Saturday, April 25, 2009

The complication of moral foundations

I just read a fascinating story about the different moral foundation assumptions of US liberals and conservatives. According to the writer being discussed, Jonathan Haidt, these differences are also reflected in some overall differences between cultures, as well as social classes and political groups within cultures.

He argues, based on quite a bit of empirical research as well as some interesting theorization of his own, that people on different sides of a number of arguments are basing their reasoning on different moral assumptions or foundations. Consequently, many times we are left wondering how any decent person with good values could think what the other side thinks.

According to his research, the main assumptions or value bases are concern about harm to those who are vulnerable, fairness to all (or to whoever the person responding is most worried about), loyalty to your group or nation, respect for authority, and concern about bodily, moral and other purity.

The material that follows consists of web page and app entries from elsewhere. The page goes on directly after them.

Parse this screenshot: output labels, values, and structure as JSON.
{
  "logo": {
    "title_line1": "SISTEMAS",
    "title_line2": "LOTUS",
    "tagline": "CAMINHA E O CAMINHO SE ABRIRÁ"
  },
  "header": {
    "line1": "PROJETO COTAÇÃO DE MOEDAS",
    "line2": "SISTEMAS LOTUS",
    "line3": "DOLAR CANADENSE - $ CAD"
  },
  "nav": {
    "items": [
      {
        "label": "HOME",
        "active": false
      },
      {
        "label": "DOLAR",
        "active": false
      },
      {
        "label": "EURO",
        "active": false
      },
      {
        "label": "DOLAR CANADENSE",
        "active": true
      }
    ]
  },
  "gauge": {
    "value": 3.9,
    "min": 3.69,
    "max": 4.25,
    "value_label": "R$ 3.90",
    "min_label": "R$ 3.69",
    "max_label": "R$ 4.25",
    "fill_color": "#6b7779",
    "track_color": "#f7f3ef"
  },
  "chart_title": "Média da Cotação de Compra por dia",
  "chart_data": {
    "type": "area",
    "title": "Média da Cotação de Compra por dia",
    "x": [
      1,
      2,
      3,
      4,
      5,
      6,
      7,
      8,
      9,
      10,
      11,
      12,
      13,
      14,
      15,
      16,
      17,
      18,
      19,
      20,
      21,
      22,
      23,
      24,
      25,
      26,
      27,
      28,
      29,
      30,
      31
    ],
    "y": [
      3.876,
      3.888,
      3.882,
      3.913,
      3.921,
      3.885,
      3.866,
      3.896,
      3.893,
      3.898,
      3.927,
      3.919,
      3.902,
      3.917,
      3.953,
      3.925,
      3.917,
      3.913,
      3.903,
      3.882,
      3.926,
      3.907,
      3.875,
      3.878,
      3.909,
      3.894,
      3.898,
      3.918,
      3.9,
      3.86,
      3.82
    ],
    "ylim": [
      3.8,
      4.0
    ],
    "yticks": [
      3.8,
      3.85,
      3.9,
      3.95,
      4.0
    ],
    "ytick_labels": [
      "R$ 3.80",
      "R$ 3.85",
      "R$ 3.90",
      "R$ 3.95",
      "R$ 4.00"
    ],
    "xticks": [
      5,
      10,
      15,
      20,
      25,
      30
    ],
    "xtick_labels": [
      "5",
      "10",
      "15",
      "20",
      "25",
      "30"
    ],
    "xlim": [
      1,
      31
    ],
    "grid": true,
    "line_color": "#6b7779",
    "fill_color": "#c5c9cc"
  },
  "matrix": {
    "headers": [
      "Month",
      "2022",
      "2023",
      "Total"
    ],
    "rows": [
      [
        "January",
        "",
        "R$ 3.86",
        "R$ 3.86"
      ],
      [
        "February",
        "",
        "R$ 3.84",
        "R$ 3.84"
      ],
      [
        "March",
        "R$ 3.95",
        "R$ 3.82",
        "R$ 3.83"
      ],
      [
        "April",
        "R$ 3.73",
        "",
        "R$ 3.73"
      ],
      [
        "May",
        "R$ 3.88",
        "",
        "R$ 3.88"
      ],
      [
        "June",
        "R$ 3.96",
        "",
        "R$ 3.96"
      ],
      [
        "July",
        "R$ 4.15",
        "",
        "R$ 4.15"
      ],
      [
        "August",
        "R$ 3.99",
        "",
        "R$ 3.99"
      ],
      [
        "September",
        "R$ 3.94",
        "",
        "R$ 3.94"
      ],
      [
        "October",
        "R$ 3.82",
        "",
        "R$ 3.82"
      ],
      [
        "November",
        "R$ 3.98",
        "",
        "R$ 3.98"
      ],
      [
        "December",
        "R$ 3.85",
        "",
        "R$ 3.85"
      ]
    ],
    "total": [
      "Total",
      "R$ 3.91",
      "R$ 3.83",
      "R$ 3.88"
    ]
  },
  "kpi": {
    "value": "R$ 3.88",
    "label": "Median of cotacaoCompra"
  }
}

In the USA, most liberals are concerned about the first two and most conservatives are more concern about the last three. He thinks that to make discourse and policy-making fairer and more effective, people on either side need to understand that people on the other side are basing their arguments on values that are important to them and not easily dismissed by the other side. The same applies to many differences between cultures. If you want to see the article
that summarizes this, and has links to the original research, it is at

There is also a link to a site where you can take a test which compares your own moral assumptions or bases to the averages of both liberals and conservatives.

I took it and was interested to find out that I was slightly more concerned even than most liberals about fairness and harm, but that I was only slightly less concerned than most conservatives about loyalty, authority, and purity. You can see a bar graph of my scores and the comparisons here.

So I find that I am both liberal and conservative, depending on the issue. I could even sense that as I took the test. "Well, this item is going to make me look liberal (or conservative, depending)." I also have the sense, for myself, that this is dynamic. I probably would have been much less concerned about authority when I was 20. After raising three kids and teaching a lot of others, I find that I want people to learn how to understand and respect authority at least initially, until they are old enough to think it through well. I think I might also see the value of both loyalty and purity a bit more now than I did when I was younger, too. They strike me also as important things to value until you avoid some of the naive teenage reactions that can pretty much destroy your life and are experienced enough to make decisions with a longer view.

If you want to see how you rate, take the moral foundations questionnaire at